The omega-3 fatty acids in fish counter the worst effects of air pollutants, which can shrink the hippocampus and the amount of white matter in the brain, responsible for memory and problem-solving.
Researchers from Columbia University in New York studied 1,315 women with an average age of 70 and who weren't showing any signs of dementia. They measured the amount of fish they ate every week and included in the tally were steamed and baked (roast) fish and canned tuna, but excluded any fried fish as the method of cooking damages the fatty acids. They also measured the amount of air pollutants in the areas where the women lived.
The women with higher levels of omega-3 in their blood had more white matter, and the fats also protected the brain of the women living in more polluted areas, the researchers found.

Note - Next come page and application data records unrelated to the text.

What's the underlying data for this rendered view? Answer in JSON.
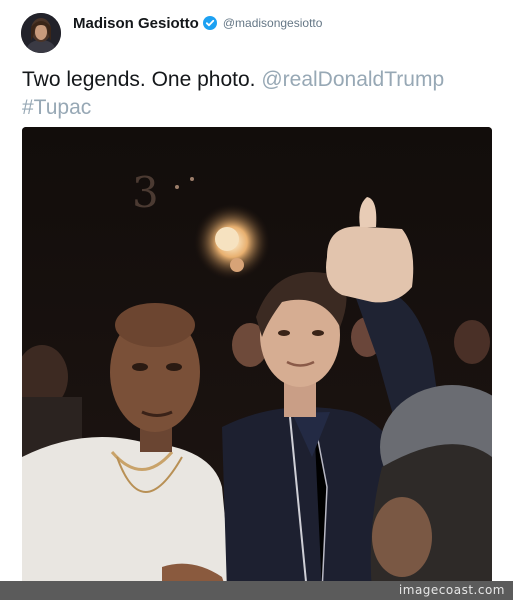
{
  "user": {
    "display_name": "Madison Gesiotto",
    "handle": "@madisongesiotto",
    "verified": true,
    "avatar_icon": "profile-photo"
  },
  "tweet": {
    "text_plain": "Two legends. One photo.",
    "mention": "@realDonaldTrump",
    "hashtag": "#Tupac"
  },
  "media": {
    "type": "photo",
    "icon": "photo-image"
  },
  "watermark": "imagecoast.com",
  "colors": {
    "link": "#97a8b5",
    "text": "#14171a",
    "handle": "#657786",
    "verified": "#1da1f2",
    "watermark_bar": "#5b5b5b"
  }
}
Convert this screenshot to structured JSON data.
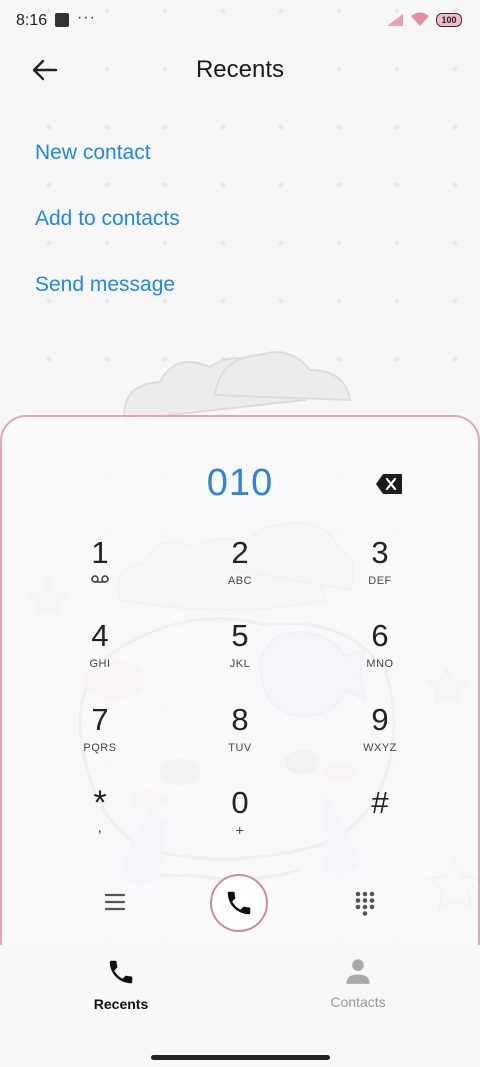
{
  "status_bar": {
    "time": "8:16",
    "dots": "···",
    "battery": "100"
  },
  "header": {
    "title": "Recents"
  },
  "menu": {
    "new_contact": "New contact",
    "add_to_contacts": "Add to contacts",
    "send_message": "Send message"
  },
  "dialer": {
    "number": "010",
    "keys": [
      {
        "digit": "1",
        "letters": ""
      },
      {
        "digit": "2",
        "letters": "ABC"
      },
      {
        "digit": "3",
        "letters": "DEF"
      },
      {
        "digit": "4",
        "letters": "GHI"
      },
      {
        "digit": "5",
        "letters": "JKL"
      },
      {
        "digit": "6",
        "letters": "MNO"
      },
      {
        "digit": "7",
        "letters": "PQRS"
      },
      {
        "digit": "8",
        "letters": "TUV"
      },
      {
        "digit": "9",
        "letters": "WXYZ"
      },
      {
        "digit": "*",
        "letters": ","
      },
      {
        "digit": "0",
        "letters": "+"
      },
      {
        "digit": "#",
        "letters": ""
      }
    ]
  },
  "tabs": {
    "recents": "Recents",
    "contacts": "Contacts"
  },
  "colors": {
    "accent": "#1e88e5",
    "number": "#2f83d9",
    "call_ring": "#cd8a9c",
    "sheet_border": "#d9a9b6"
  }
}
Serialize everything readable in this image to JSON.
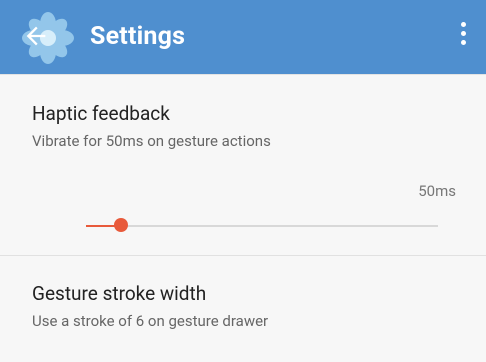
{
  "app": {
    "title": "Settings",
    "colors": {
      "appbar": "#4f8fcf",
      "accent": "#e85a3b"
    },
    "icons": {
      "app_logo": "flower-logo-icon",
      "back": "arrow-left-icon",
      "overflow": "more-vert-icon"
    }
  },
  "settings": {
    "haptic": {
      "title": "Haptic feedback",
      "subtitle": "Vibrate for 50ms on gesture actions",
      "value_label": "50ms",
      "slider_fraction": 0.1
    },
    "stroke_width": {
      "title": "Gesture stroke width",
      "subtitle": "Use a stroke of 6 on gesture drawer"
    }
  }
}
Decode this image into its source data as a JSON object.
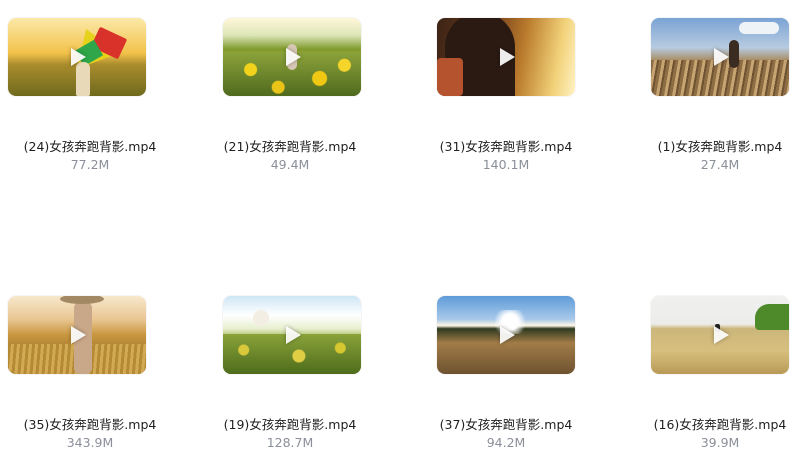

The research underlines the importance of omega-3 on brain health. Earlier studies found the fats also counter inflammation and help maintain brain structure as we get older.